No. 6: Managing Your Pain

Arthritis may limit some of the things you can do, but it doesn’t have to control your life. One way to reduce your pain is to build your life around wellness, not pain or sickness. This means taking positive action. Your mind plays an important role in how you feel pain and respond to illness.

Many people with arthritis have found that by learning and practicing pain management skills, they can reduce their pain. Thinking of pain as a signal to take positive action rather than an ordeal you have to endure can help you learn to manage your pain. You can counteract the downward spiral of pain by practicing relaxation techniques, regular massage, hot and cold packs, moderate exercise, and keeping a positive mental outlook. And humor always has a cathartic effect.

No. 7: Don’t focus on pain.

The amount of time you spend thinking about pain has a lot to do with how much discomfort you feel. People who dwell on their pain usually say their pain is worse than those who don’t dwell on it. One way to take your mind off pain is to distract yourself from pain. Focus on something outside your body, perhaps a hobby or something of personal interest, to take your mind off your discomfort.

No. 8: Think positively. What we say to ourselves often determines what we do and how we look at life. A positive outlook will get you feeling better about yourself, and help to take your mind off your pain. Conversely, a negative outlook sends messages to yourself that often lead to increased pain, or at least the feeling that the pain is worse. So, “in with the good, and out with the bad.”

Reinforce your positive attitude by rewarding yourself each time you think about or do something positive. Take more time for yourself. Talk to your doctor about additional ways to manage pain.
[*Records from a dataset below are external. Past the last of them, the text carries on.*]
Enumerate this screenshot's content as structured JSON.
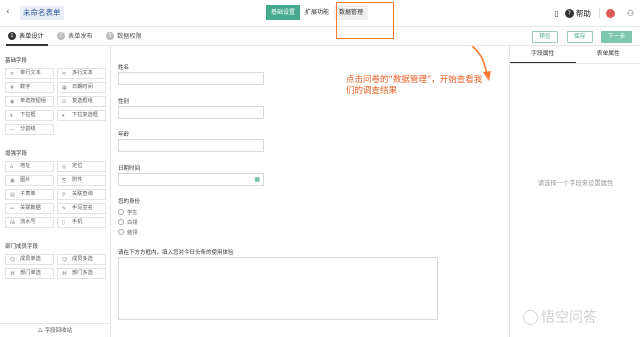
{
  "header": {
    "back": "‹",
    "title": "未命名表单",
    "tabs": [
      {
        "label": "基础设置",
        "active": true
      },
      {
        "label": "扩展功能",
        "active": false
      },
      {
        "label": "数据管理",
        "active": false
      }
    ],
    "help_label": "帮助",
    "icons": [
      "phone-icon",
      "help-icon",
      "bell-icon",
      "avatar-icon"
    ]
  },
  "steps": [
    {
      "num": "1",
      "label": "表单设计",
      "active": true
    },
    {
      "num": "2",
      "label": "表单发布",
      "active": false
    },
    {
      "num": "3",
      "label": "数据权限",
      "active": false
    }
  ],
  "actions": {
    "preview": "预览",
    "save": "保存",
    "next": "下一步"
  },
  "sidebar": {
    "groups": [
      {
        "title": "基础字段",
        "items": [
          "单行文本",
          "多行文本",
          "数字",
          "日期时间",
          "单选按钮组",
          "复选框组",
          "下拉框",
          "下拉复选框",
          "分割线"
        ]
      },
      {
        "title": "增强字段",
        "items": [
          "地址",
          "定位",
          "图片",
          "附件",
          "子表单",
          "关联查询",
          "关联数据",
          "手写签名",
          "流水号",
          "手机"
        ]
      },
      {
        "title": "部门成员字段",
        "items": [
          "成员单选",
          "成员多选",
          "部门单选",
          "部门多选"
        ]
      }
    ],
    "recycle": "字段回收站"
  },
  "form": {
    "fields": [
      {
        "label": "姓名"
      },
      {
        "label": "性别"
      },
      {
        "label": "年龄"
      },
      {
        "label": "日期时间"
      }
    ],
    "identity": {
      "label": "您的身份",
      "options": [
        "学生",
        "白领",
        "蓝领"
      ]
    },
    "textarea_label": "请在下方方框内，填入您对今日头条的使用体验",
    "annotation": "点击问卷的“数据管理”，开始查看我们的调查结果",
    "annotation_color": "#e85d22"
  },
  "right_panel": {
    "tabs": [
      "字段属性",
      "表单属性"
    ],
    "hint": "请选择一个字段来设置属性"
  },
  "watermark": "悟空问答",
  "colors": {
    "accent": "#44aa8e",
    "annotation": "#ff7a2f"
  }
}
Bruce Bailey, Ph.D.

DANNIE

January 20th, 2009 No comments
Apurva Shree asked:

If you have been facing persistent back pain symptoms and have been ignoring them so far, then it is now time to give it a serious thought. Pain in the back which is usually severe or gives out a burning sensation can be termed as Chronic Back Pain. chronic pain symptoms are usually faced due to inflammation of the spinal tissues and they last over weeks or even months.

Five Stages from Acute to Chronic Back Pain

In most of the cases back pain progresses from being acute pain to chronic pain. Following are the stages through which you would undergo incase of a back pain:

Stage 1: In this stage, the back pain is at a preliminary phase. Most of us would ignore this back pain considering it to be a usual pain and take rest or maybe catch up on some extra hours of sleep! This stage lasts for maximum 2 -3 days.

Stage 2: The pain refuses to subside and gets stronger. This time you decide to take a pain killer or apply some external ointment to kill the pain. The pain is as severe as stage 1, however still bearable.

Stage 3: You face acute pain in the back and the pain subsides due to pain killers but reappears. However the pain is faced only in one particular area of the back. This is a critical stage. Most of the times, appropriate actions are not taken by the victim to curb these pains. Till this stage 3, you are only facing acute back pain. These pains could last for a week or two.

Stage 4: Many a times, you would see a gap between stage 3 and 4. In this stage you face a severe burning sensation in your back. These pains slowly get unbearable.

Stage 5: In this stage, you observe that the pain is moving from the spinal cord to the hips and into the legs at times and now your pain can be termed as chronic back pain. It is vital to go through a back pain diagnosis and eventually undergo treatments if your pain has lasted not only days but weeks.

All through these stages you will observe that back pain can be self controlled, however only at early stages. Taking pain killers is also only a temporary solution. Rather indulge in some simple stretching back pain exercises at home which could eventually prove to be beneficial. If not totally, surely 50% is in your hands on how you control your chronic pain symptoms and not let them turn into chronic pain symptoms. Also at every stage of back pain it is important to carefully do back pain diagnosis at every stage to be able to provide the right observations to the doctor when needed.

LILLIE